Chinese New Year is a perfect time to add another recipe to the Invasive Species Cook Book!

Pheasants are birds of several genera within the subfamily Phasianinae. Pheasants native range is restricted to Asia and may of our well known Chinese takeaway favourites may have originally used pheasant instead of chicken.

The most widely accepted theory of how pheasants were first introduced to the UK is that they were imported to by Roman officers who bred them for the table. The birds would have been brought first to southern Europe from Asia.
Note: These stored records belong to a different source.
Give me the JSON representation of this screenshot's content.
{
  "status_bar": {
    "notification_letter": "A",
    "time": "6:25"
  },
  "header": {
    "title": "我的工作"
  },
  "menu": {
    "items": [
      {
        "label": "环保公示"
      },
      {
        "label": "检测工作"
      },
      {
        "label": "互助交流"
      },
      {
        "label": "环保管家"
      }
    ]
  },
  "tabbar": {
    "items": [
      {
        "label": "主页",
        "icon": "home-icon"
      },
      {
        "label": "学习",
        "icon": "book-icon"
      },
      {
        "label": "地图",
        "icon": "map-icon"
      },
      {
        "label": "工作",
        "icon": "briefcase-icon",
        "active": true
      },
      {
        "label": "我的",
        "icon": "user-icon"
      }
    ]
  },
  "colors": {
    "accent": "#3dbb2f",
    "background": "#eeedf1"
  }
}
In the UK Up to 50 million pheasants and other game birds are released each year ahead of the game shooting season which has prompted calls to study its impacts on native wildlife. Released pheasants compete with native species for food and habitat as well as impacting plants and invertebrates as well as other species.

This Chinese new year why not try pheasant and help the environment at the same time!

Kung Pao Pheasant 



  • 1 tbsp sugar

  • 1 tbsp light soy sauce

  • 1 tbsp rice vinegar

  • 1 tbsp potato starch or 1 1/2 tbsp cornflower

  • 2 tbsp sesame oil

  • 60ml chicken stock


  • 1/2 tsp salt

  • 2 tsp light soy sauce

  • 1 t tsp Shaoxing wine or dry sherry

  • 2 tsp potato starch or 2 1/2 tsp cornflower

  • 1 tsp water


  • Skinless breasts from 2 pheasants

  • 5 garlic cloves, sliced thin

  • 2 tbsp of ginger, peeled and grated (about 2 tablespoons)

  • 5-6 spring onions, chopped

  • 1 tbsp Sichuan peppercorns

  • 2-3 tbsp vegetable oil

  • 100g roasted, unsalted peanuts


  1. Combine all of the ingredients for the marinade in a medium bowl.

  2. Cut the pheasant breasts into small bite size pieces and mix in with the marinade. Set aside for 20-30 minutes, preferably longer or overnight.

  3. Chop the garlic cloves, grate the ginger and cut the spring onions into 1/2-inch pieces

  4. Dry fry the peanuts for 2-3 minutes, moving them to avoid burning.

  5. Whisk all the ingredients for the sauce together and set aside.

  6. Add the vegetable oil to a hot wok or deep pan and add the Sichuan peppercorns and stir-fry 30 seconds.

  7. Add the pheasant and stir-fry for 1-2 minutes, then add the garlic, ginger and green onions and stir fry another minute.

  8. Once the pheasant is cooked, add the sauce to the wok or pan. Add the peanuts and toss to combine. Bring to a rapid boil and stir fry for 1-2 minutes.

We’ve served ours with egg fried rice and a cold beer!


Stewart Parsons